*** Block opens ***

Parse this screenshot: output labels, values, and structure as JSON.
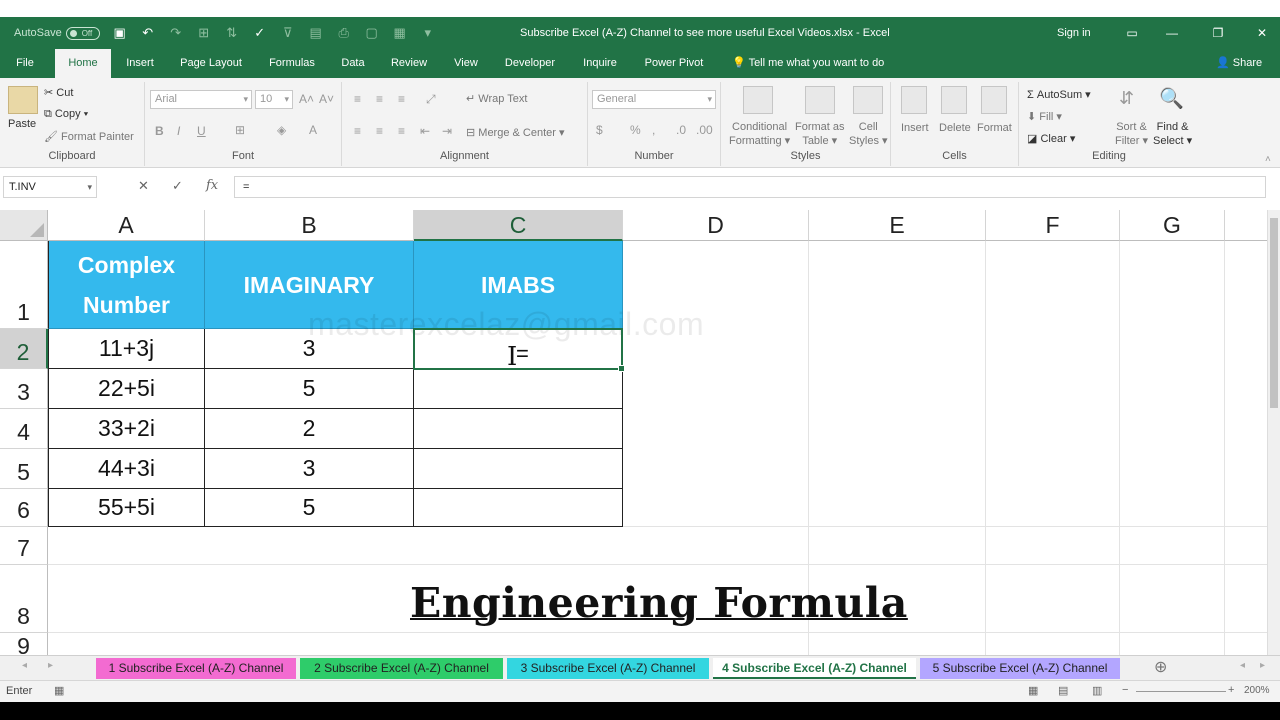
{
  "titlebar": {
    "autosave_label": "AutoSave",
    "autosave_state": "Off",
    "document_title": "Subscribe Excel (A-Z) Channel to see more useful Excel Videos.xlsx  -  Excel",
    "signin": "Sign in"
  },
  "tabs": [
    "File",
    "Home",
    "Insert",
    "Page Layout",
    "Formulas",
    "Data",
    "Review",
    "View",
    "Developer",
    "Inquire",
    "Power Pivot"
  ],
  "active_tab": "Home",
  "tellme": "Tell me what you want to do",
  "share": "Share",
  "ribbon": {
    "clipboard": {
      "paste": "Paste",
      "cut": "Cut",
      "copy": "Copy",
      "format_painter": "Format Painter",
      "label": "Clipboard"
    },
    "font": {
      "name": "Arial",
      "size": "10",
      "label": "Font",
      "bold": "B",
      "italic": "I",
      "underline": "U"
    },
    "alignment": {
      "wrap_text": "Wrap Text",
      "merge_center": "Merge & Center",
      "label": "Alignment"
    },
    "number": {
      "format": "General",
      "label": "Number",
      "percent": "%"
    },
    "styles": {
      "conditional": "Conditional",
      "formatting": "Formatting",
      "format_as": "Format as",
      "table": "Table",
      "cell": "Cell",
      "cell_styles": "Styles",
      "label": "Styles"
    },
    "cells": {
      "insert": "Insert",
      "delete": "Delete",
      "format": "Format",
      "label": "Cells"
    },
    "editing": {
      "autosum": "AutoSum",
      "fill": "Fill",
      "clear": "Clear",
      "sort_filter_1": "Sort &",
      "sort_filter_2": "Filter",
      "find_select_1": "Find &",
      "find_select_2": "Select",
      "label": "Editing"
    }
  },
  "formula_bar": {
    "name_box": "T.INV",
    "content": "="
  },
  "columns": [
    "A",
    "B",
    "C",
    "D",
    "E",
    "F",
    "G"
  ],
  "rows": [
    "1",
    "2",
    "3",
    "4",
    "5",
    "6",
    "7",
    "8",
    "9"
  ],
  "table": {
    "headers": [
      "Complex Number",
      "IMAGINARY",
      "IMABS"
    ],
    "header_color": "#34b9ed",
    "data": [
      [
        "11+3j",
        "3",
        ""
      ],
      [
        "22+5i",
        "5",
        ""
      ],
      [
        "33+2i",
        "2",
        ""
      ],
      [
        "44+3i",
        "3",
        ""
      ],
      [
        "55+5i",
        "5",
        ""
      ]
    ]
  },
  "editing_cell": "=",
  "watermark": "masterexcelaz@gmail.com",
  "sheet_heading": "Engineering Formula",
  "sheets": [
    {
      "name": "1 Subscribe Excel (A-Z) Channel",
      "color": "#f36bd1"
    },
    {
      "name": "2 Subscribe Excel (A-Z) Channel",
      "color": "#2ecc6a"
    },
    {
      "name": "3 Subscribe Excel (A-Z) Channel",
      "color": "#33d6e0"
    },
    {
      "name": "4 Subscribe Excel (A-Z) Channel",
      "color": "#ffffff"
    },
    {
      "name": "5 Subscribe Excel (A-Z) Channel",
      "color": "#b3a6ff"
    }
  ],
  "active_sheet": "4 Subscribe Excel (A-Z) Channel",
  "status": {
    "mode": "Enter",
    "zoom": "200%"
  },
  "accent": "#217346"
}
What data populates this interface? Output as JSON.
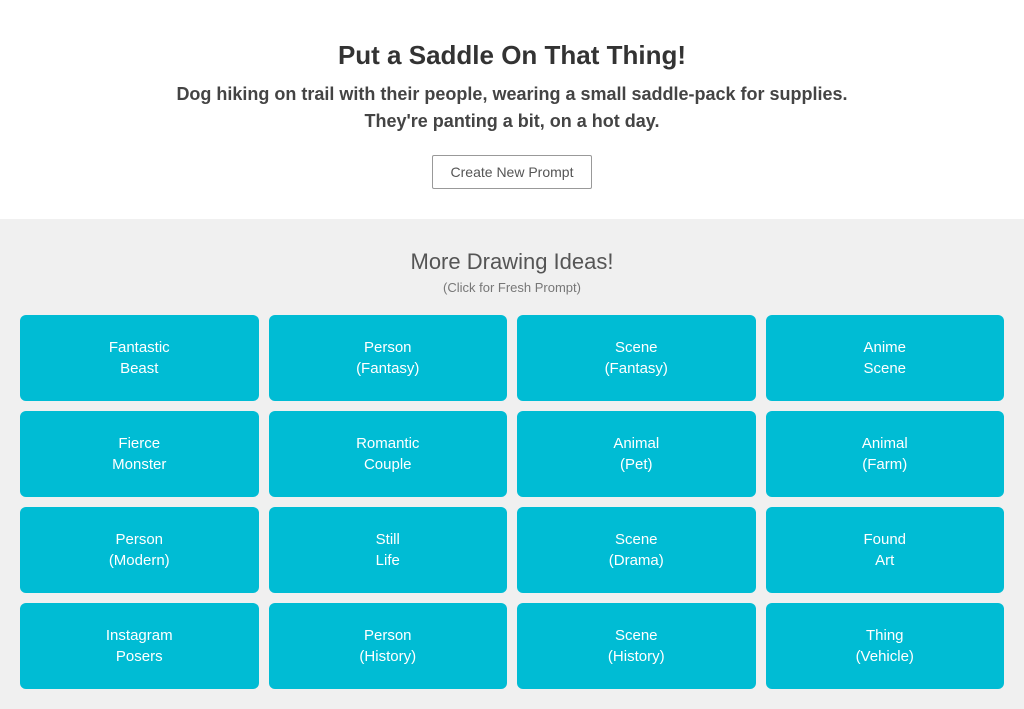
{
  "hero": {
    "title": "Put a Saddle On That Thing!",
    "description_line1": "Dog hiking on trail with their people, wearing a small saddle-pack for supplies.",
    "description_line2": "They're panting a bit, on a hot day.",
    "create_button_label": "Create New Prompt"
  },
  "ideas": {
    "title": "More Drawing Ideas!",
    "subtitle": "(Click for Fresh Prompt)",
    "grid_items": [
      {
        "line1": "Fantastic",
        "line2": "Beast"
      },
      {
        "line1": "Person",
        "line2": "(Fantasy)"
      },
      {
        "line1": "Scene",
        "line2": "(Fantasy)"
      },
      {
        "line1": "Anime",
        "line2": "Scene"
      },
      {
        "line1": "Fierce",
        "line2": "Monster"
      },
      {
        "line1": "Romantic",
        "line2": "Couple"
      },
      {
        "line1": "Animal",
        "line2": "(Pet)"
      },
      {
        "line1": "Animal",
        "line2": "(Farm)"
      },
      {
        "line1": "Person",
        "line2": "(Modern)"
      },
      {
        "line1": "Still",
        "line2": "Life"
      },
      {
        "line1": "Scene",
        "line2": "(Drama)"
      },
      {
        "line1": "Found",
        "line2": "Art"
      },
      {
        "line1": "Instagram",
        "line2": "Posers"
      },
      {
        "line1": "Person",
        "line2": "(History)"
      },
      {
        "line1": "Scene",
        "line2": "(History)"
      },
      {
        "line1": "Thing",
        "line2": "(Vehicle)"
      }
    ]
  }
}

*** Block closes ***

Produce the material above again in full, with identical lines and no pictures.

Task solution.
Parse this screenshot: output labels, values, and structure as JSON.
{
  "titlebar": {
    "autosave_label": "AutoSave",
    "autosave_state": "Off",
    "document_title": "Subscribe Excel (A-Z) Channel to see more useful Excel Videos.xlsx  -  Excel",
    "signin": "Sign in"
  },
  "tabs": [
    "File",
    "Home",
    "Insert",
    "Page Layout",
    "Formulas",
    "Data",
    "Review",
    "View",
    "Developer",
    "Inquire",
    "Power Pivot"
  ],
  "active_tab": "Home",
  "tellme": "Tell me what you want to do",
  "share": "Share",
  "ribbon": {
    "clipboard": {
      "paste": "Paste",
      "cut": "Cut",
      "copy": "Copy",
      "format_painter": "Format Painter",
      "label": "Clipboard"
    },
    "font": {
      "name": "Arial",
      "size": "10",
      "label": "Font",
      "bold": "B",
      "italic": "I",
      "underline": "U"
    },
    "alignment": {
      "wrap_text": "Wrap Text",
      "merge_center": "Merge & Center",
      "label": "Alignment"
    },
    "number": {
      "format": "General",
      "label": "Number",
      "percent": "%"
    },
    "styles": {
      "conditional": "Conditional",
      "formatting": "Formatting",
      "format_as": "Format as",
      "table": "Table",
      "cell": "Cell",
      "cell_styles": "Styles",
      "label": "Styles"
    },
    "cells": {
      "insert": "Insert",
      "delete": "Delete",
      "format": "Format",
      "label": "Cells"
    },
    "editing": {
      "autosum": "AutoSum",
      "fill": "Fill",
      "clear": "Clear",
      "sort_filter_1": "Sort &",
      "sort_filter_2": "Filter",
      "find_select_1": "Find &",
      "find_select_2": "Select",
      "label": "Editing"
    }
  },
  "formula_bar": {
    "name_box": "T.INV",
    "content": "="
  },
  "columns": [
    "A",
    "B",
    "C",
    "D",
    "E",
    "F",
    "G"
  ],
  "rows": [
    "1",
    "2",
    "3",
    "4",
    "5",
    "6",
    "7",
    "8",
    "9"
  ],
  "table": {
    "headers": [
      "Complex Number",
      "IMAGINARY",
      "IMABS"
    ],
    "header_color": "#34b9ed",
    "data": [
      [
        "11+3j",
        "3",
        ""
      ],
      [
        "22+5i",
        "5",
        ""
      ],
      [
        "33+2i",
        "2",
        ""
      ],
      [
        "44+3i",
        "3",
        ""
      ],
      [
        "55+5i",
        "5",
        ""
      ]
    ]
  },
  "editing_cell": "=",
  "watermark": "masterexcelaz@gmail.com",
  "sheet_heading": "Engineering Formula",
  "sheets": [
    {
      "name": "1 Subscribe Excel (A-Z) Channel",
      "color": "#f36bd1"
    },
    {
      "name": "2 Subscribe Excel (A-Z) Channel",
      "color": "#2ecc6a"
    },
    {
      "name": "3 Subscribe Excel (A-Z) Channel",
      "color": "#33d6e0"
    },
    {
      "name": "4 Subscribe Excel (A-Z) Channel",
      "color": "#ffffff"
    },
    {
      "name": "5 Subscribe Excel (A-Z) Channel",
      "color": "#b3a6ff"
    }
  ],
  "active_sheet": "4 Subscribe Excel (A-Z) Channel",
  "status": {
    "mode": "Enter",
    "zoom": "200%"
  },
  "accent": "#217346"
}
What data populates this interface? Output as JSON.
{
  "hero": {
    "title": "Put a Saddle On That Thing!",
    "description_line1": "Dog hiking on trail with their people, wearing a small saddle-pack for supplies.",
    "description_line2": "They're panting a bit, on a hot day.",
    "create_button_label": "Create New Prompt"
  },
  "ideas": {
    "title": "More Drawing Ideas!",
    "subtitle": "(Click for Fresh Prompt)",
    "grid_items": [
      {
        "line1": "Fantastic",
        "line2": "Beast"
      },
      {
        "line1": "Person",
        "line2": "(Fantasy)"
      },
      {
        "line1": "Scene",
        "line2": "(Fantasy)"
      },
      {
        "line1": "Anime",
        "line2": "Scene"
      },
      {
        "line1": "Fierce",
        "line2": "Monster"
      },
      {
        "line1": "Romantic",
        "line2": "Couple"
      },
      {
        "line1": "Animal",
        "line2": "(Pet)"
      },
      {
        "line1": "Animal",
        "line2": "(Farm)"
      },
      {
        "line1": "Person",
        "line2": "(Modern)"
      },
      {
        "line1": "Still",
        "line2": "Life"
      },
      {
        "line1": "Scene",
        "line2": "(Drama)"
      },
      {
        "line1": "Found",
        "line2": "Art"
      },
      {
        "line1": "Instagram",
        "line2": "Posers"
      },
      {
        "line1": "Person",
        "line2": "(History)"
      },
      {
        "line1": "Scene",
        "line2": "(History)"
      },
      {
        "line1": "Thing",
        "line2": "(Vehicle)"
      }
    ]
  }
}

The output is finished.